**ASSIGNMENT:** Print all the records below, word for word and in full.

:: SOURCE DATA

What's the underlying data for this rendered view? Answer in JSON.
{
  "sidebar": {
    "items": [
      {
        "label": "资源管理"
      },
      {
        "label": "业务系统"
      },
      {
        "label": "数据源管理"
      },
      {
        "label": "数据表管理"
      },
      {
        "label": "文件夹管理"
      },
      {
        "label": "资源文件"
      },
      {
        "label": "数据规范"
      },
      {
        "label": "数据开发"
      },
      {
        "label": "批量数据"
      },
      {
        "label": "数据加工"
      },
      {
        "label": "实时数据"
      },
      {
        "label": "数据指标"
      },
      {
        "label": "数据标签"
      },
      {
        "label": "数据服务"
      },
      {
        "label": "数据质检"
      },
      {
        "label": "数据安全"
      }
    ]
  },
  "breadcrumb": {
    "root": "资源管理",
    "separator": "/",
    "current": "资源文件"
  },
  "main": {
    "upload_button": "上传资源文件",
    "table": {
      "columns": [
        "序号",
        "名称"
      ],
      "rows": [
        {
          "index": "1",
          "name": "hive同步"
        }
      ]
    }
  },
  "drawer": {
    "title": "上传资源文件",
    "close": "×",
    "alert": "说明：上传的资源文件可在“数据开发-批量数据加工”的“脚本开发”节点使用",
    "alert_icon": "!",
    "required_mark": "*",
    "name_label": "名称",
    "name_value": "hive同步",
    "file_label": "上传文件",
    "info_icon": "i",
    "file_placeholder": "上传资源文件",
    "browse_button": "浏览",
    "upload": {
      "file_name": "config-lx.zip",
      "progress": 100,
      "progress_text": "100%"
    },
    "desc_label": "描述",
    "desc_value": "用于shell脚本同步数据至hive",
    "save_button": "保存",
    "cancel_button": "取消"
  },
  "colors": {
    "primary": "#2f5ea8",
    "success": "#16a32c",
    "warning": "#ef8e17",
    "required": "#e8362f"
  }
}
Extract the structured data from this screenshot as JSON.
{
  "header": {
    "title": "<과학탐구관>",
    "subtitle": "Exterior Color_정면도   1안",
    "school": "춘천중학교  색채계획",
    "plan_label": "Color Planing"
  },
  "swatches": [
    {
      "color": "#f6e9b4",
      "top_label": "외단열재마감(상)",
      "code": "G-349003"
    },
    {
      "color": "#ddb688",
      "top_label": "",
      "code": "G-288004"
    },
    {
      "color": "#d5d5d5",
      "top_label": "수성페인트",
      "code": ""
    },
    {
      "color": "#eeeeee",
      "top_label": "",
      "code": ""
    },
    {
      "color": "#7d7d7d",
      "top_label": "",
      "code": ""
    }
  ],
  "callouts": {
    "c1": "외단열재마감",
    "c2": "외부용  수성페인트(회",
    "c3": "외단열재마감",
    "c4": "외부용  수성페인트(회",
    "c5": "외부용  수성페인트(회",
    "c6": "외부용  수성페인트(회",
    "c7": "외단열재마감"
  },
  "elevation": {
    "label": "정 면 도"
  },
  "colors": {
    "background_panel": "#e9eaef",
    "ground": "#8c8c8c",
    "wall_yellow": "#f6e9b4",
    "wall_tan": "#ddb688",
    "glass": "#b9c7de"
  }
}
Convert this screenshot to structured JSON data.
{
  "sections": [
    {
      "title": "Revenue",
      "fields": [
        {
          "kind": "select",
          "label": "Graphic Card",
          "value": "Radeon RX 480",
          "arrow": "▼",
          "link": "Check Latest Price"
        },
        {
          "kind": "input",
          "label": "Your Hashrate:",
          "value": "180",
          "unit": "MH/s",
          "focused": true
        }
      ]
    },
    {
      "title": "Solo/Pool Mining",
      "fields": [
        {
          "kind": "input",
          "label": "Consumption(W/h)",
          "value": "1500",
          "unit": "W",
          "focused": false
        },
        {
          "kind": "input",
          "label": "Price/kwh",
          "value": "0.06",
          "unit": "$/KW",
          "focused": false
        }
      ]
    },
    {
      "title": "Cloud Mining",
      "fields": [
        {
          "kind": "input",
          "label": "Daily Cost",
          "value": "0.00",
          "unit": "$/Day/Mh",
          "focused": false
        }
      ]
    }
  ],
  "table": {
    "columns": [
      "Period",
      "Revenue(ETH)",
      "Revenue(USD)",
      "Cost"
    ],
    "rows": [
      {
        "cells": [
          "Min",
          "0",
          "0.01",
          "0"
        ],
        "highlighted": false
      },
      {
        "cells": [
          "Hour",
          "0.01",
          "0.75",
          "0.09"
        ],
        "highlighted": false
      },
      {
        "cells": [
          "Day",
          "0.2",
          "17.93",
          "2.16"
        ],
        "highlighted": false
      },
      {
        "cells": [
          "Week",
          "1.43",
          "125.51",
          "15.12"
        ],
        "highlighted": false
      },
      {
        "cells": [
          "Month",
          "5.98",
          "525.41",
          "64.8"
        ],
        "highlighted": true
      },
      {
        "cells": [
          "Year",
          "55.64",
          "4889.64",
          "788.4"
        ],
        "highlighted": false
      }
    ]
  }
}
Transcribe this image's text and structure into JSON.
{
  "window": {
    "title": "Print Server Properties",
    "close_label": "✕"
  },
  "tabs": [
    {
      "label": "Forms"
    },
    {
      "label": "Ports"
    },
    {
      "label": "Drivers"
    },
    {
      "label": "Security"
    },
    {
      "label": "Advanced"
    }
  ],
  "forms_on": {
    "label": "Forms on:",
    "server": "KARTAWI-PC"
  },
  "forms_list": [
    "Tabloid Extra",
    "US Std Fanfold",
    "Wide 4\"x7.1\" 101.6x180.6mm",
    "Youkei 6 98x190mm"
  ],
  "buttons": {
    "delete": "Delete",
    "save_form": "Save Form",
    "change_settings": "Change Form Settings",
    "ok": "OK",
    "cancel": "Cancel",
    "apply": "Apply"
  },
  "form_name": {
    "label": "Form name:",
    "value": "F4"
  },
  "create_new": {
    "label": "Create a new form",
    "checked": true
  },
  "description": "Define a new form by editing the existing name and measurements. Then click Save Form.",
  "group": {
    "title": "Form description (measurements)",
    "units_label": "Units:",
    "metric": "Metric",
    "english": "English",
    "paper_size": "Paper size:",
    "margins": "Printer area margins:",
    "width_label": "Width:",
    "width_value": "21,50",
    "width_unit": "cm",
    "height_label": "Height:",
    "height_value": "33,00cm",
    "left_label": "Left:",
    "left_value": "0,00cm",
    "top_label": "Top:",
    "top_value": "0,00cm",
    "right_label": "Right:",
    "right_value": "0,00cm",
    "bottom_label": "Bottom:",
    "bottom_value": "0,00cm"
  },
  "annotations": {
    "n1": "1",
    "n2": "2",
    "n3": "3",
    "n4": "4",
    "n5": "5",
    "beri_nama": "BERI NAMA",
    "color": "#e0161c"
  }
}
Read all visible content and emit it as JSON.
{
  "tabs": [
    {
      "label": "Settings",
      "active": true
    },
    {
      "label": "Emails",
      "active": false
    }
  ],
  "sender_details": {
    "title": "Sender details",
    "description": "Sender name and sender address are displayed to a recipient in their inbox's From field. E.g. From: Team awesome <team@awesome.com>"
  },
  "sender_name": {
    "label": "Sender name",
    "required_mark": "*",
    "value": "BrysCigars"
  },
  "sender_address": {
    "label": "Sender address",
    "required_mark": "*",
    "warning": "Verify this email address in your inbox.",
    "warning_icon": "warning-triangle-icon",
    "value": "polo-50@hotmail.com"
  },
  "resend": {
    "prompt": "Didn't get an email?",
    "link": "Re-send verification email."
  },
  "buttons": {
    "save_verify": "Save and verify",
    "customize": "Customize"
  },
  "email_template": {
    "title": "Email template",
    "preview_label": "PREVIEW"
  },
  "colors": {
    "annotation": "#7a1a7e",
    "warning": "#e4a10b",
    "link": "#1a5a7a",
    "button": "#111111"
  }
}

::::

**EXPECTED OUTPUT:**
What's the underlying data for this rendered view? Answer in JSON.
{
  "sidebar": {
    "items": [
      {
        "label": "资源管理"
      },
      {
        "label": "业务系统"
      },
      {
        "label": "数据源管理"
      },
      {
        "label": "数据表管理"
      },
      {
        "label": "文件夹管理"
      },
      {
        "label": "资源文件"
      },
      {
        "label": "数据规范"
      },
      {
        "label": "数据开发"
      },
      {
        "label": "批量数据"
      },
      {
        "label": "数据加工"
      },
      {
        "label": "实时数据"
      },
      {
        "label": "数据指标"
      },
      {
        "label": "数据标签"
      },
      {
        "label": "数据服务"
      },
      {
        "label": "数据质检"
      },
      {
        "label": "数据安全"
      }
    ]
  },
  "breadcrumb": {
    "root": "资源管理",
    "separator": "/",
    "current": "资源文件"
  },
  "main": {
    "upload_button": "上传资源文件",
    "table": {
      "columns": [
        "序号",
        "名称"
      ],
      "rows": [
        {
          "index": "1",
          "name": "hive同步"
        }
      ]
    }
  },
  "drawer": {
    "title": "上传资源文件",
    "close": "×",
    "alert": "说明：上传的资源文件可在“数据开发-批量数据加工”的“脚本开发”节点使用",
    "alert_icon": "!",
    "required_mark": "*",
    "name_label": "名称",
    "name_value": "hive同步",
    "file_label": "上传文件",
    "info_icon": "i",
    "file_placeholder": "上传资源文件",
    "browse_button": "浏览",
    "upload": {
      "file_name": "config-lx.zip",
      "progress": 100,
      "progress_text": "100%"
    },
    "desc_label": "描述",
    "desc_value": "用于shell脚本同步数据至hive",
    "save_button": "保存",
    "cancel_button": "取消"
  },
  "colors": {
    "primary": "#2f5ea8",
    "success": "#16a32c",
    "warning": "#ef8e17",
    "required": "#e8362f"
  }
}
Extract the structured data from this screenshot as JSON.
{
  "header": {
    "title": "<과학탐구관>",
    "subtitle": "Exterior Color_정면도   1안",
    "school": "춘천중학교  색채계획",
    "plan_label": "Color Planing"
  },
  "swatches": [
    {
      "color": "#f6e9b4",
      "top_label": "외단열재마감(상)",
      "code": "G-349003"
    },
    {
      "color": "#ddb688",
      "top_label": "",
      "code": "G-288004"
    },
    {
      "color": "#d5d5d5",
      "top_label": "수성페인트",
      "code": ""
    },
    {
      "color": "#eeeeee",
      "top_label": "",
      "code": ""
    },
    {
      "color": "#7d7d7d",
      "top_label": "",
      "code": ""
    }
  ],
  "callouts": {
    "c1": "외단열재마감",
    "c2": "외부용  수성페인트(회",
    "c3": "외단열재마감",
    "c4": "외부용  수성페인트(회",
    "c5": "외부용  수성페인트(회",
    "c6": "외부용  수성페인트(회",
    "c7": "외단열재마감"
  },
  "elevation": {
    "label": "정 면 도"
  },
  "colors": {
    "background_panel": "#e9eaef",
    "ground": "#8c8c8c",
    "wall_yellow": "#f6e9b4",
    "wall_tan": "#ddb688",
    "glass": "#b9c7de"
  }
}
Convert this screenshot to structured JSON data.
{
  "sections": [
    {
      "title": "Revenue",
      "fields": [
        {
          "kind": "select",
          "label": "Graphic Card",
          "value": "Radeon RX 480",
          "arrow": "▼",
          "link": "Check Latest Price"
        },
        {
          "kind": "input",
          "label": "Your Hashrate:",
          "value": "180",
          "unit": "MH/s",
          "focused": true
        }
      ]
    },
    {
      "title": "Solo/Pool Mining",
      "fields": [
        {
          "kind": "input",
          "label": "Consumption(W/h)",
          "value": "1500",
          "unit": "W",
          "focused": false
        },
        {
          "kind": "input",
          "label": "Price/kwh",
          "value": "0.06",
          "unit": "$/KW",
          "focused": false
        }
      ]
    },
    {
      "title": "Cloud Mining",
      "fields": [
        {
          "kind": "input",
          "label": "Daily Cost",
          "value": "0.00",
          "unit": "$/Day/Mh",
          "focused": false
        }
      ]
    }
  ],
  "table": {
    "columns": [
      "Period",
      "Revenue(ETH)",
      "Revenue(USD)",
      "Cost"
    ],
    "rows": [
      {
        "cells": [
          "Min",
          "0",
          "0.01",
          "0"
        ],
        "highlighted": false
      },
      {
        "cells": [
          "Hour",
          "0.01",
          "0.75",
          "0.09"
        ],
        "highlighted": false
      },
      {
        "cells": [
          "Day",
          "0.2",
          "17.93",
          "2.16"
        ],
        "highlighted": false
      },
      {
        "cells": [
          "Week",
          "1.43",
          "125.51",
          "15.12"
        ],
        "highlighted": false
      },
      {
        "cells": [
          "Month",
          "5.98",
          "525.41",
          "64.8"
        ],
        "highlighted": true
      },
      {
        "cells": [
          "Year",
          "55.64",
          "4889.64",
          "788.4"
        ],
        "highlighted": false
      }
    ]
  }
}
Transcribe this image's text and structure into JSON.
{
  "window": {
    "title": "Print Server Properties",
    "close_label": "✕"
  },
  "tabs": [
    {
      "label": "Forms"
    },
    {
      "label": "Ports"
    },
    {
      "label": "Drivers"
    },
    {
      "label": "Security"
    },
    {
      "label": "Advanced"
    }
  ],
  "forms_on": {
    "label": "Forms on:",
    "server": "KARTAWI-PC"
  },
  "forms_list": [
    "Tabloid Extra",
    "US Std Fanfold",
    "Wide 4\"x7.1\" 101.6x180.6mm",
    "Youkei 6 98x190mm"
  ],
  "buttons": {
    "delete": "Delete",
    "save_form": "Save Form",
    "change_settings": "Change Form Settings",
    "ok": "OK",
    "cancel": "Cancel",
    "apply": "Apply"
  },
  "form_name": {
    "label": "Form name:",
    "value": "F4"
  },
  "create_new": {
    "label": "Create a new form",
    "checked": true
  },
  "description": "Define a new form by editing the existing name and measurements. Then click Save Form.",
  "group": {
    "title": "Form description (measurements)",
    "units_label": "Units:",
    "metric": "Metric",
    "english": "English",
    "paper_size": "Paper size:",
    "margins": "Printer area margins:",
    "width_label": "Width:",
    "width_value": "21,50",
    "width_unit": "cm",
    "height_label": "Height:",
    "height_value": "33,00cm",
    "left_label": "Left:",
    "left_value": "0,00cm",
    "top_label": "Top:",
    "top_value": "0,00cm",
    "right_label": "Right:",
    "right_value": "0,00cm",
    "bottom_label": "Bottom:",
    "bottom_value": "0,00cm"
  },
  "annotations": {
    "n1": "1",
    "n2": "2",
    "n3": "3",
    "n4": "4",
    "n5": "5",
    "beri_nama": "BERI NAMA",
    "color": "#e0161c"
  }
}
Read all visible content and emit it as JSON.
{
  "tabs": [
    {
      "label": "Settings",
      "active": true
    },
    {
      "label": "Emails",
      "active": false
    }
  ],
  "sender_details": {
    "title": "Sender details",
    "description": "Sender name and sender address are displayed to a recipient in their inbox's From field. E.g. From: Team awesome <team@awesome.com>"
  },
  "sender_name": {
    "label": "Sender name",
    "required_mark": "*",
    "value": "BrysCigars"
  },
  "sender_address": {
    "label": "Sender address",
    "required_mark": "*",
    "warning": "Verify this email address in your inbox.",
    "warning_icon": "warning-triangle-icon",
    "value": "polo-50@hotmail.com"
  },
  "resend": {
    "prompt": "Didn't get an email?",
    "link": "Re-send verification email."
  },
  "buttons": {
    "save_verify": "Save and verify",
    "customize": "Customize"
  },
  "email_template": {
    "title": "Email template",
    "preview_label": "PREVIEW"
  },
  "colors": {
    "annotation": "#7a1a7e",
    "warning": "#e4a10b",
    "link": "#1a5a7a",
    "button": "#111111"
  }
}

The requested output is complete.